The deployment of the CTD went well, in spite of it being the first cast.  The data acquisition software and CTD sensors seem to be working as they should.  The Nisken bottles worked and none appeared to be leaking.


The vertical profiles of temperature, salinity and oxygen obtained from the cast showed a thick (about 80 m) Winter Water layer at the surface.   Below this the temperature warmed to 1.4ºC at 500 m, and oxygen concentration decreased to about 3.8 ml/l.  Salinity increased with depth to about 34.72.  These hydrographic features are indicative of Upper Circumpolar Deep water.  This water mass originates at the edge of the west Antarctic Peninsula continental shelf and must be moving into Crystal Sound via a deep trough that connects this region to the outer shelf.  We have planned a small-scale CTD survey for Crystal Sound that we will do during the next 2 to 3 days.  One objective of this survey is to determine where Circumpolar Deep Water enters Crystal Sound.


Sea Birds (Chris Ribic and Erik Chapman)

Floes of first year ice, about ¾ m thick, characterized the area covered by the ship today as we headed into Matha Strait and Crystal Sound.  The ice ranged from 9 to 10/10ths coverage and bird observations were taken for approximately 4 hours during the day.  Surprisingly, very few flying birds were observed, even in areas where there was some open water.  However, as we entered Matha Strait and began to move east toward Crystal Sound, the ship began to travel through more open water and 2 Snow Petrels and 3 Antarctic Petrels were observed.   Eight Emperor Penguins, including 2 juvenile birds, were observed throughout the day in 3 separate sightings.  Thirteen adult Adélie Penguins in 3 different sightings were also observed.  Nine Blue-eyed Shags, typically seen within 10 miles or so of land, were also observed today.  Twelve seals, including Weddell and Crabeater Seals, were observed both in the water and hauled out on floes.


In the afternoon, the ship approached the Barcroft Islands, where 14 diet samples were taken from Adélie Penguins during the April cruise.  It appeared that there was at least some open water around these islands and perhaps this area may still be serving as a haul-out area for Adélie Penguins foraging in Crystal Sound.  Hopefully, there will be enough open water so that we could explore this area by Zodiac tomorrow afternoon to see if we can find penguins returning from foraging trips.


Marine Mammal report (Chico Viddi)

As wonderful as Antarctica is, today (5 August) it showed us how variable it can become.

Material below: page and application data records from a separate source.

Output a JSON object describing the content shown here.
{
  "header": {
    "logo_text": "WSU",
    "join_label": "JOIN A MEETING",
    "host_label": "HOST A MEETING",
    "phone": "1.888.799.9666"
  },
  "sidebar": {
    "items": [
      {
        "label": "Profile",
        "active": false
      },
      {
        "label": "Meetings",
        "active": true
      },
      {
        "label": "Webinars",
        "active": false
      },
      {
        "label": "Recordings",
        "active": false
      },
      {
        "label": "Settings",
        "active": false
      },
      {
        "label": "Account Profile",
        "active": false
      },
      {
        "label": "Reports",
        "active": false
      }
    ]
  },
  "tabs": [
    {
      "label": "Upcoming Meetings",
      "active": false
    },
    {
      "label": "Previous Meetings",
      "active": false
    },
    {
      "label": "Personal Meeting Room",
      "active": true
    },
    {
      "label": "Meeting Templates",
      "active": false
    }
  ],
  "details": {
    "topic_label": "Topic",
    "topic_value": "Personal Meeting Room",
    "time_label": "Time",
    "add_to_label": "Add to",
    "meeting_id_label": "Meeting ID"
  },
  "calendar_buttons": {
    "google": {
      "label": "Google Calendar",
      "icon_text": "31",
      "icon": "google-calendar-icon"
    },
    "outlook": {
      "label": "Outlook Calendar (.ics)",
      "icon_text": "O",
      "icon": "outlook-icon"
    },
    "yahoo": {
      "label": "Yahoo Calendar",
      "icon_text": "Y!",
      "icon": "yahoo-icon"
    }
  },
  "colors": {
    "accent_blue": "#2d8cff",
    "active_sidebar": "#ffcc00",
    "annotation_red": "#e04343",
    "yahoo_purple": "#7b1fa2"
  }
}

Effort could only start at 0915 this morning (local time), since light was optimal only then. The day was dark, cloudy, and foggy, and ice coverage was at least 9/10 all day. Therefore effort was mainly focused on the open water in the wake by the vessel. Viewing conditions were very poor, so we just achieved 1 hour 45 minutes of observation effort. No cetaceans were seen, but many crabeater seals were observed. The survey ended at 1514 (local time) because of the poor observing conditions, but also due to the vessel stopping for the first station work in Crystal Sound.


Current Position and conditions

We continue to work in Crystal Sound in substantial pack ice and our position on 6 August at 2352 is -66º 41.694′S; -67º 07.540′W. The air temperature is -9.2ºC and the sea temperature is -1.816ºC. Winds are calm and the barometer is at 1015.4 mb. The skies are cloudy.



Cheers, Peter